This task calls for copying each line below that contains "config".

··········

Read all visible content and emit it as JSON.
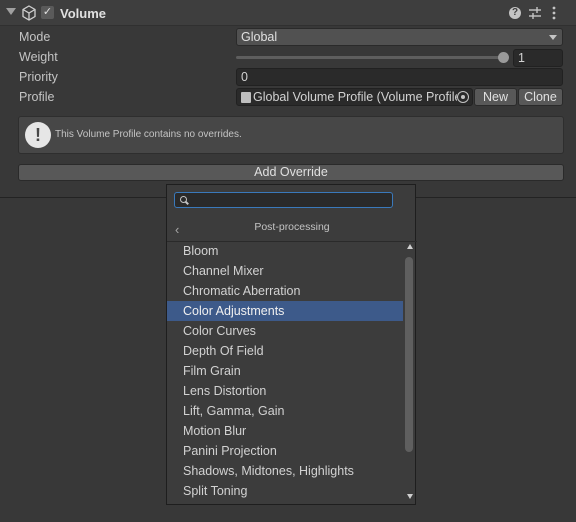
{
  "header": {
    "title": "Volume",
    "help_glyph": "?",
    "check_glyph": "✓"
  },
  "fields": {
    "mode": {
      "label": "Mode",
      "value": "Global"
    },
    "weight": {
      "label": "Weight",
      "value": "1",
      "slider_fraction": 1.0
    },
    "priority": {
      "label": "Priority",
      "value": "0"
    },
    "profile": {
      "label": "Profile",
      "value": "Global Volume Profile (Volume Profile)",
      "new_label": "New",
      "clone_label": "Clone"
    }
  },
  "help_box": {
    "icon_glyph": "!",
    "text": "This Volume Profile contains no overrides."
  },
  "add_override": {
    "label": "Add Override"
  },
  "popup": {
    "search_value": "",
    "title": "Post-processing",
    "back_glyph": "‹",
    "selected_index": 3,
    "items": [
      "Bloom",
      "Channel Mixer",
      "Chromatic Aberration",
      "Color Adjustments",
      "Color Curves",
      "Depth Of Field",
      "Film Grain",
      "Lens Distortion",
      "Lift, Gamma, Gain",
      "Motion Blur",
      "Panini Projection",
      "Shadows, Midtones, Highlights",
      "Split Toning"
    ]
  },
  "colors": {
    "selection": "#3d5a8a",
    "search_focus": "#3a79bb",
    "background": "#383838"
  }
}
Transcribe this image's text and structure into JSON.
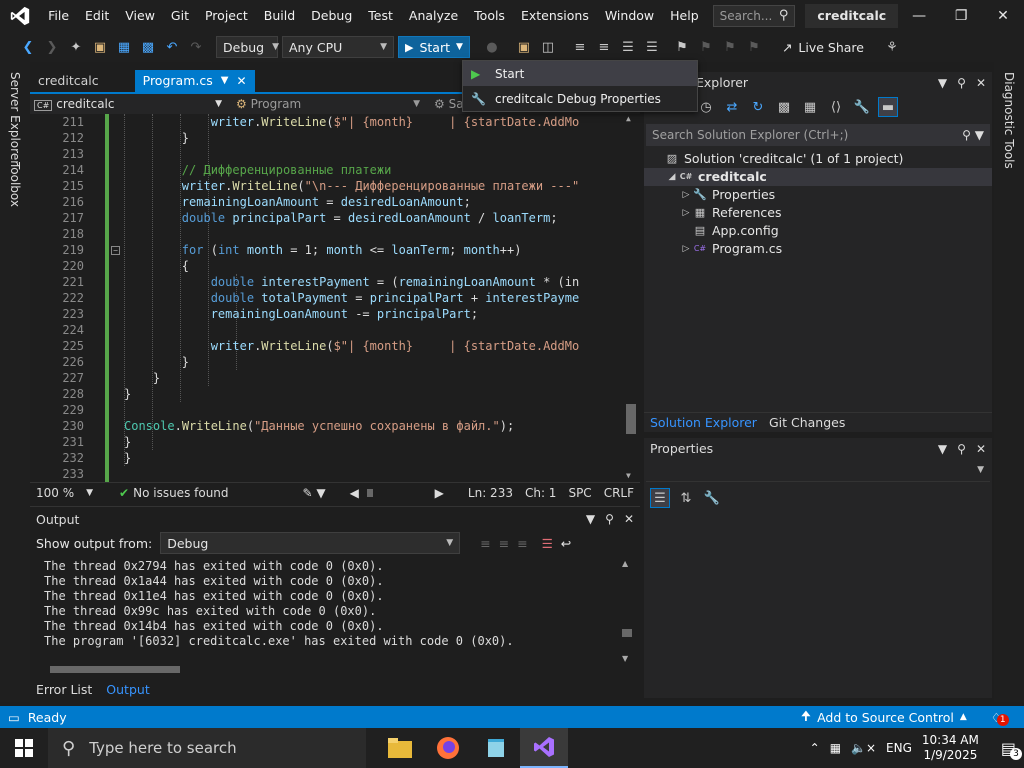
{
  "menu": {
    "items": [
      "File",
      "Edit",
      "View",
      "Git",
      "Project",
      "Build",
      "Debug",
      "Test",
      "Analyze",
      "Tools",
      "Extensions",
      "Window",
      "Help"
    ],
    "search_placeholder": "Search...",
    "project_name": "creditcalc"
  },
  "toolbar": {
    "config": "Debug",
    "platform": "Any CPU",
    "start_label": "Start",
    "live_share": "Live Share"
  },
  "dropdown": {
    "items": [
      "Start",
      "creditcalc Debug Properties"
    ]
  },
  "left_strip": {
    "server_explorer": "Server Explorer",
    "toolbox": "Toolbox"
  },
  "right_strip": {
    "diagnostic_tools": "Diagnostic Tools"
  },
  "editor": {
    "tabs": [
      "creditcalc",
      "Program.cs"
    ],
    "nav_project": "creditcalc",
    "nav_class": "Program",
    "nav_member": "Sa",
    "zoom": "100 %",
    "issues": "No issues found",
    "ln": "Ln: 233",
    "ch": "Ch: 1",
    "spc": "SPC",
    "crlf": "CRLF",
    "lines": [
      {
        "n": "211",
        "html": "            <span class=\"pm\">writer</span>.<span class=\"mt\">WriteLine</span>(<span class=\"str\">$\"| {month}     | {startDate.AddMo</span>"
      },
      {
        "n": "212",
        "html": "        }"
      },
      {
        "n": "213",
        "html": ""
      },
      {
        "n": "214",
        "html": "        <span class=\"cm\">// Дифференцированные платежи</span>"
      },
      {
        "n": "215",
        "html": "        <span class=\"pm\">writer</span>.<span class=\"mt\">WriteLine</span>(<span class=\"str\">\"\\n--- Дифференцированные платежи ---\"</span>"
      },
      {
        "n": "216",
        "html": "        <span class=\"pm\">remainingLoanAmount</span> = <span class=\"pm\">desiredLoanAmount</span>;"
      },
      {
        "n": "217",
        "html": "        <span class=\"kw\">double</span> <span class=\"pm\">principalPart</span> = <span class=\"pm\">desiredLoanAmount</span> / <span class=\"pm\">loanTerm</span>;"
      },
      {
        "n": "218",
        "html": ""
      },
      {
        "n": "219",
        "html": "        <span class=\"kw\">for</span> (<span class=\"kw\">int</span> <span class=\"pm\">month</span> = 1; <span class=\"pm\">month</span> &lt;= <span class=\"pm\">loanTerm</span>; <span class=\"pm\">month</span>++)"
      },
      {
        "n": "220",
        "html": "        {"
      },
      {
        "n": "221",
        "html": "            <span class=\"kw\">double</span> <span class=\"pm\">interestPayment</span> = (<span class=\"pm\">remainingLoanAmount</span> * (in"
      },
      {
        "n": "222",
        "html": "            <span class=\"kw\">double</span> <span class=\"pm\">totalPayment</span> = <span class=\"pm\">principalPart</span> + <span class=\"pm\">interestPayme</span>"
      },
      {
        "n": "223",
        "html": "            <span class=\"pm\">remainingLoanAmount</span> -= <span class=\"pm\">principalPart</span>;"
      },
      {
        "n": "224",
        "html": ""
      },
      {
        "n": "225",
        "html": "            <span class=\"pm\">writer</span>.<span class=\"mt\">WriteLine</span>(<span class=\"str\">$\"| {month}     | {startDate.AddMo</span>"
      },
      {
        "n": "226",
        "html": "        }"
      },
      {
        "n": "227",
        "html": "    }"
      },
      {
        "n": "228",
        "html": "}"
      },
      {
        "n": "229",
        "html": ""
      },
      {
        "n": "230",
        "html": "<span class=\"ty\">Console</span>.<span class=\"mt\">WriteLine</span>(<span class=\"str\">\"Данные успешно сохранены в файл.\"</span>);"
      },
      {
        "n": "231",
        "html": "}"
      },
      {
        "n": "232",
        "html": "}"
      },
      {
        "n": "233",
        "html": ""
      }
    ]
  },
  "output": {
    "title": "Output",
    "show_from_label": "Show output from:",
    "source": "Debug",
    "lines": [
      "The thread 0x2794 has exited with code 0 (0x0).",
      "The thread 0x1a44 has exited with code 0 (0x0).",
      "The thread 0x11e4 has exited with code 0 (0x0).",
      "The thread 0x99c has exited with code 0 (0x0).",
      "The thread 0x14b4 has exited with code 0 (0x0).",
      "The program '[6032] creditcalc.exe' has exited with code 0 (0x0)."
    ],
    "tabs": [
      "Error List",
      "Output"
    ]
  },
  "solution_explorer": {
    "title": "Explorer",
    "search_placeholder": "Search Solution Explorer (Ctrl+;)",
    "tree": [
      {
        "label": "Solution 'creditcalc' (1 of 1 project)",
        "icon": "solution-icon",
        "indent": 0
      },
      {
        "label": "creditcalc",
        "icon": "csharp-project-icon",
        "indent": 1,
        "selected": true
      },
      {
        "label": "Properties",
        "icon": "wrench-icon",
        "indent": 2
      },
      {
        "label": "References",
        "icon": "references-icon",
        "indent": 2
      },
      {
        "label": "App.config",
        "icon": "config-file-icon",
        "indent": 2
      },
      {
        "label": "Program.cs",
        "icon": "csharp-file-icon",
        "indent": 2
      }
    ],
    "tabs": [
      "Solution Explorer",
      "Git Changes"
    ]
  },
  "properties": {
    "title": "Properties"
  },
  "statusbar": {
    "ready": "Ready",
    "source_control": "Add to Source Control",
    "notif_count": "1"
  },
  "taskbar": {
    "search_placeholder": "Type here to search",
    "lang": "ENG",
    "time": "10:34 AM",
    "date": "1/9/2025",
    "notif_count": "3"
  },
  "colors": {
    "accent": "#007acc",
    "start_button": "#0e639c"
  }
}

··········

**Written answer:**
    "config": "Debug",
        "label": "App.config",
        "icon": "config-file-icon",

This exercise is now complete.